    Distortion parameters after bundle adjustment
  • [FIG. 4.] Distortion parameters polynomial approximation. Figures (a) to (d) are corresponding to the polynomial functions of k1, k2, p1, p2 with different focal length f respectively.
    Distortion parameters polynomial approximation. Figures (a) to (d) are corresponding to the polynomial functions of k1, k2, p1, p2 with different focal length f respectively.
  • [FIG. 5.] Experimental image at certain focal length f = 24 mm. (a) Original image, (b) Direct distortion correction, (c) Interpolation distortion correction, (d) Residual between direct and interpolation method.
    Experimental image at certain focal length f = 24 mm. (a) Original image, (b) Direct distortion correction, (c) Interpolation distortion correction, (d) Residual between direct and interpolation method.
  • [FIG. 6.] Comparing the interpolation and direct model (D90). Figures (a) to (d) depict the deviations between the direct distortion correction and the proposed method for zoom lens camera D90.

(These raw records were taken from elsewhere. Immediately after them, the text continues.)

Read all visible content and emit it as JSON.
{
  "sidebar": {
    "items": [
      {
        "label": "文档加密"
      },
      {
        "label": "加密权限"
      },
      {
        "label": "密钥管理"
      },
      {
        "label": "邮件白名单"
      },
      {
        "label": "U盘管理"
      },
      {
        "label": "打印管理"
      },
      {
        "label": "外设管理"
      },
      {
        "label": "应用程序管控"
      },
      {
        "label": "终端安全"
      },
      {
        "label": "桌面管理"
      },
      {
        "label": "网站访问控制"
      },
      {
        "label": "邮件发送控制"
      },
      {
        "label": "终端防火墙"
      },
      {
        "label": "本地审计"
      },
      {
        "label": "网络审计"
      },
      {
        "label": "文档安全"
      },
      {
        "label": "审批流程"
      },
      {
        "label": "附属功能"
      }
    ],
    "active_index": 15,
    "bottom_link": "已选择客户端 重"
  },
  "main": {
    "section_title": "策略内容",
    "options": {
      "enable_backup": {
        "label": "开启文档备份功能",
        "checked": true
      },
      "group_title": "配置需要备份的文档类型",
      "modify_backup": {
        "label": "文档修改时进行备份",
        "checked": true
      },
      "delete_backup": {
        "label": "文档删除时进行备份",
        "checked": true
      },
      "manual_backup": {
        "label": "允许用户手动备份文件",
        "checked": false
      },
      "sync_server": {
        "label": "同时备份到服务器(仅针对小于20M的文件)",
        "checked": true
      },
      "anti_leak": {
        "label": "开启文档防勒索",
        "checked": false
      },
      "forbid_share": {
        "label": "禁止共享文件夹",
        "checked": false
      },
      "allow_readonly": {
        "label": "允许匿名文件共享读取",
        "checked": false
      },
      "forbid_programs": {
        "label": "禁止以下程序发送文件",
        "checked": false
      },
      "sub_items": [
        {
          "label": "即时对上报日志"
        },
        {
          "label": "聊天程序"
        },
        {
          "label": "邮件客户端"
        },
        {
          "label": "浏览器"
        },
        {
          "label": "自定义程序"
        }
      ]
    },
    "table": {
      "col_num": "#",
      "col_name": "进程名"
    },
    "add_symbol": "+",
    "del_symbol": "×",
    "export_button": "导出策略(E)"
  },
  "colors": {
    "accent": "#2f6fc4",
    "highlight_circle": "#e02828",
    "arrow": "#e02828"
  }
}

    Comparing the interpolation and direct model (D90). Figures (a) to (d) depict the deviations between the direct distortion correction and the proposed method for zoom lens camera D90.
  • [FIG. 7.] Comparing the interpolation and direct model (D750). Figures (a) to (d) depict the deviations between the direct distortion correction and the proposed method for zoom lens camera D750.
    Comparing the interpolation and direct model (D750). Figures (a) to (d) depict the deviations between the direct distortion correction and the proposed method for zoom lens camera D750.
  • [FIG. 8.] Comparing the interpolation and direct model (D3100). Figures (a) to (d) depict the deviations between the direct distortion correction and the proposed method for zoom lens camera D3100.
    Comparing the interpolation and direct model (D3100). Figures (a) to (d) depict the deviations between the direct distortion correction and the proposed method for zoom lens camera D3100.